→ What is being asked
Every line of the following records that includes "TRACKLIST" should be copied.

→ Given information

▽

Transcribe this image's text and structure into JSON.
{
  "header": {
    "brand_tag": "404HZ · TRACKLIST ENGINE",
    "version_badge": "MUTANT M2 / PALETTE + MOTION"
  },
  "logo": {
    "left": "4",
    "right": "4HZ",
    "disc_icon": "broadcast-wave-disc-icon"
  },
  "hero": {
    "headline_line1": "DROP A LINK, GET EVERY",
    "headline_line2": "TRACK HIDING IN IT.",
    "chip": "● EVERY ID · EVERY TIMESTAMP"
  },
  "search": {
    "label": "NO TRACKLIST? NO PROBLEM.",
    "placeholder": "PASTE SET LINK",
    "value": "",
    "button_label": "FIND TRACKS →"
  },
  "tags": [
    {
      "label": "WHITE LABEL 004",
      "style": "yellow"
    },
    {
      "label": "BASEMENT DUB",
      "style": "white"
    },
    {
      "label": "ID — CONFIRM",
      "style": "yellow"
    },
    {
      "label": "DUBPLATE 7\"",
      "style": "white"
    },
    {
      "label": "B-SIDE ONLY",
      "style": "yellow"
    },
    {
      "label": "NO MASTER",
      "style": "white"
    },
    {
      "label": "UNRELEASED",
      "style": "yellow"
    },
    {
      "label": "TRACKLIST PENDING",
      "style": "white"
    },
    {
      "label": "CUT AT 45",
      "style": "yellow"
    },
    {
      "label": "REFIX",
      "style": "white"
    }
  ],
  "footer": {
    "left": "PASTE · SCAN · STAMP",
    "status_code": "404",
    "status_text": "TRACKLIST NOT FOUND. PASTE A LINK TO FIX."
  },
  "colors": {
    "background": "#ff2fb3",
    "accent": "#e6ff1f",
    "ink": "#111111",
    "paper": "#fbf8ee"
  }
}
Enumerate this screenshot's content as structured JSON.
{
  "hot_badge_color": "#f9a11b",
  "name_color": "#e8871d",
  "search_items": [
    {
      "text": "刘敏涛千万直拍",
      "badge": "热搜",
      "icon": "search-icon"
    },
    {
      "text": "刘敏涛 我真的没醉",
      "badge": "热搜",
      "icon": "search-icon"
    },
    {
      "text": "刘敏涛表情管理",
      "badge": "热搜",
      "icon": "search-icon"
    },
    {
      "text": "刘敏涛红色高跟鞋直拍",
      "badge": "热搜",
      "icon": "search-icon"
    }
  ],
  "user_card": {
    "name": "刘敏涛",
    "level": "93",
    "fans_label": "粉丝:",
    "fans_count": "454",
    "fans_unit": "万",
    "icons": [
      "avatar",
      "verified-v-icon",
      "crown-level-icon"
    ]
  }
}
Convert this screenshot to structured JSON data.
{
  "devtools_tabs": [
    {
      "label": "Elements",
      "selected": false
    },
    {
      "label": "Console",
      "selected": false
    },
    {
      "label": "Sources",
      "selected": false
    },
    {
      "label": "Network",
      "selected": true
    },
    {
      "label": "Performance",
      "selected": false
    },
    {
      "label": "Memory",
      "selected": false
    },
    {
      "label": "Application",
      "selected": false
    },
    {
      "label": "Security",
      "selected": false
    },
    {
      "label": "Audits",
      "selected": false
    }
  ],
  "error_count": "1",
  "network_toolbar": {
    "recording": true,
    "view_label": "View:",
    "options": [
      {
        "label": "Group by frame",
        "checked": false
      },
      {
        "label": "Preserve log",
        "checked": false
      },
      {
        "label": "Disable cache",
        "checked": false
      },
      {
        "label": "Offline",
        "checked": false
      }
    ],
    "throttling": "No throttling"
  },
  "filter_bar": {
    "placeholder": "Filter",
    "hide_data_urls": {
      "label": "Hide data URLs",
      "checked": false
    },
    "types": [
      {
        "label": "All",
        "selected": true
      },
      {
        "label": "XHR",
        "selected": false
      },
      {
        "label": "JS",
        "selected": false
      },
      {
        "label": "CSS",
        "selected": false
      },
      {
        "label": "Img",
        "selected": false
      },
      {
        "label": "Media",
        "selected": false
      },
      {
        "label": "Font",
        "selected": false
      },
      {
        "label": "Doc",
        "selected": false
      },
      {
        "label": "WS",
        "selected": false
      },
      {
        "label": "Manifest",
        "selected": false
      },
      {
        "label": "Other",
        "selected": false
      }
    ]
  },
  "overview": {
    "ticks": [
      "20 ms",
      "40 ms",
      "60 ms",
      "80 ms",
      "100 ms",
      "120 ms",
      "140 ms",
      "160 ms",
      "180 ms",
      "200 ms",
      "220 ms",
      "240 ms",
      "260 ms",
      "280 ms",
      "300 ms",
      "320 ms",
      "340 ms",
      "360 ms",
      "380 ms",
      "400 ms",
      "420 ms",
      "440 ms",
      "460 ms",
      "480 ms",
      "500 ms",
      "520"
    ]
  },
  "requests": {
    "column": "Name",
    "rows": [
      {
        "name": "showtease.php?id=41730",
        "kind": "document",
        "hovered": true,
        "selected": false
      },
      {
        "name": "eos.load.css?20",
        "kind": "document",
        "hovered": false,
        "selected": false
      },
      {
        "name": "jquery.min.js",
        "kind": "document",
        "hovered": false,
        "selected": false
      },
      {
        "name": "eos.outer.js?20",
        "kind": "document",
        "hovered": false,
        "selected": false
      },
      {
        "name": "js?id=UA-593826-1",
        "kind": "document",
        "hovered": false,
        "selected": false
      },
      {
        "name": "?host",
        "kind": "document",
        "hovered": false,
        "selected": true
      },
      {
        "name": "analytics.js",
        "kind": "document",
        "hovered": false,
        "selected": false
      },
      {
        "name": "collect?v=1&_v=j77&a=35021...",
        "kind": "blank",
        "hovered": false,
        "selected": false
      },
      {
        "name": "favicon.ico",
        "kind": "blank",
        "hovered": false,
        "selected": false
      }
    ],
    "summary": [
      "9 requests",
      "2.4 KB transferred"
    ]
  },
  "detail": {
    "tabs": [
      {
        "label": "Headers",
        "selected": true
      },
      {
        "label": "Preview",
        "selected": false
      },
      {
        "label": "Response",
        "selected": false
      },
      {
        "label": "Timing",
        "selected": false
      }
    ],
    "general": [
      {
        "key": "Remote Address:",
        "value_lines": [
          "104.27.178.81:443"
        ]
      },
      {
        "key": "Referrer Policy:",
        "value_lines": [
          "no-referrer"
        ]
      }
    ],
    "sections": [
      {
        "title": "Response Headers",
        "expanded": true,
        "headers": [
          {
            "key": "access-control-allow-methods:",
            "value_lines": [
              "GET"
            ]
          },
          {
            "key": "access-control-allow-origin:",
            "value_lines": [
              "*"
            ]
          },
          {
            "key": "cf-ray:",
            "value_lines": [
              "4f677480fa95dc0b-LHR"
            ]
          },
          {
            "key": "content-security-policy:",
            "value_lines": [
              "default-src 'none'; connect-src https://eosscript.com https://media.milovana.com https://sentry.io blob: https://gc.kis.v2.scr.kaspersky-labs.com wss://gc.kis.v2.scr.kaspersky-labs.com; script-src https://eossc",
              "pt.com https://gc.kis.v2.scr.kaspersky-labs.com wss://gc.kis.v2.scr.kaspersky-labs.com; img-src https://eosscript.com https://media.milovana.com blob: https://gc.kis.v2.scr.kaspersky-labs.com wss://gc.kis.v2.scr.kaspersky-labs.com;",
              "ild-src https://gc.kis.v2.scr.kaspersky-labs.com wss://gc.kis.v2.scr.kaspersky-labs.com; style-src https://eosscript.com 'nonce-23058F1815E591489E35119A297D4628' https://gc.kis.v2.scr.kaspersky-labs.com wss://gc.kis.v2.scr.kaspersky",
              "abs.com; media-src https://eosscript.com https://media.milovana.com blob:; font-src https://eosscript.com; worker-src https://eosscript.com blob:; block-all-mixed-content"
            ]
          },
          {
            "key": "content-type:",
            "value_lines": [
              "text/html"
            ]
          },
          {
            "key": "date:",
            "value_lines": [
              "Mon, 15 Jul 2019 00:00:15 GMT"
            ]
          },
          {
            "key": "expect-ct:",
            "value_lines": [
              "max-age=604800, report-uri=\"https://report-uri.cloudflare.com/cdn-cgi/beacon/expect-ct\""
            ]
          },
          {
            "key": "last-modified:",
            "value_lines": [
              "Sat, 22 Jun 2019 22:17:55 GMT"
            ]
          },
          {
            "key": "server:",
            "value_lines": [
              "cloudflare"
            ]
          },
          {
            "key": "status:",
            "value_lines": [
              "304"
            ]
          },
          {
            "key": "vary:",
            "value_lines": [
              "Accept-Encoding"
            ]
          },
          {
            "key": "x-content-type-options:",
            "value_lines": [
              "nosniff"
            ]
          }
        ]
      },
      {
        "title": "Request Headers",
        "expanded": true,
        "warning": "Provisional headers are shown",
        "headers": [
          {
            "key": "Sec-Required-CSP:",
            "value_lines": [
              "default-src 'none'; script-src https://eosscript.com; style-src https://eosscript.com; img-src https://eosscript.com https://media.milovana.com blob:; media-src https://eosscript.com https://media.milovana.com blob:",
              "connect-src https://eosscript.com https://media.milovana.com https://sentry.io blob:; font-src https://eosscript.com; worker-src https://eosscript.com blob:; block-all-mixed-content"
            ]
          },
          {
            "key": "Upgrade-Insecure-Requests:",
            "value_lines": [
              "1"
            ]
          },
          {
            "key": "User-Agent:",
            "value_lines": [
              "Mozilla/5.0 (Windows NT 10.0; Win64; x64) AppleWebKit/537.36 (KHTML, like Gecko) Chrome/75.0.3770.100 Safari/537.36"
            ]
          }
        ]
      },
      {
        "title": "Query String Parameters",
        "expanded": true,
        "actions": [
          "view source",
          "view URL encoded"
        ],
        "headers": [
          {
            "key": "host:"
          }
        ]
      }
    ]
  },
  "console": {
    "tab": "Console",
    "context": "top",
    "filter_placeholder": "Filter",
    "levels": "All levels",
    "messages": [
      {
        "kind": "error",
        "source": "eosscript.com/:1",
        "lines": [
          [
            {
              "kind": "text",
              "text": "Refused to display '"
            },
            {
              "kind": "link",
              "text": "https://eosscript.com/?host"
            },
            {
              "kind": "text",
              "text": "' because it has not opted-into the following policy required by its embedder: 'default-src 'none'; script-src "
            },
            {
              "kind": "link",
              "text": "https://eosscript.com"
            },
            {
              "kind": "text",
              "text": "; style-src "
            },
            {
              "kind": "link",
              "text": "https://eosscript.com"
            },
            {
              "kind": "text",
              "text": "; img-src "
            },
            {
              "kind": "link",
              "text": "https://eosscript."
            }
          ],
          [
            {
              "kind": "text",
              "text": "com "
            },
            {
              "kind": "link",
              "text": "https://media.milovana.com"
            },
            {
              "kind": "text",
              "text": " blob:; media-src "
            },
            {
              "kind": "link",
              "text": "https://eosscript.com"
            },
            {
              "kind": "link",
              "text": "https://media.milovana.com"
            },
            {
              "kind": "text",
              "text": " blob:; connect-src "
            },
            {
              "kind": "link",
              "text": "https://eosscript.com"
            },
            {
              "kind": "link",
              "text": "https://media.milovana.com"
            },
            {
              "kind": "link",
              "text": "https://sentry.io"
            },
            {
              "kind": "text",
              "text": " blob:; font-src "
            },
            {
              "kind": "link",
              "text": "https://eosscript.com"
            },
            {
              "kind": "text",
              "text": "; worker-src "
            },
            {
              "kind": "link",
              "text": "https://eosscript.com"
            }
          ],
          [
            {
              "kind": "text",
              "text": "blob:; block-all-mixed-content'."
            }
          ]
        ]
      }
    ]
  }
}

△

→ Answer
    "brand_tag": "404HZ · TRACKLIST ENGINE",
    "label": "NO TRACKLIST? NO PROBLEM.",
      "label": "TRACKLIST PENDING",
    "status_text": "TRACKLIST NOT FOUND. PASTE A LINK TO FIX."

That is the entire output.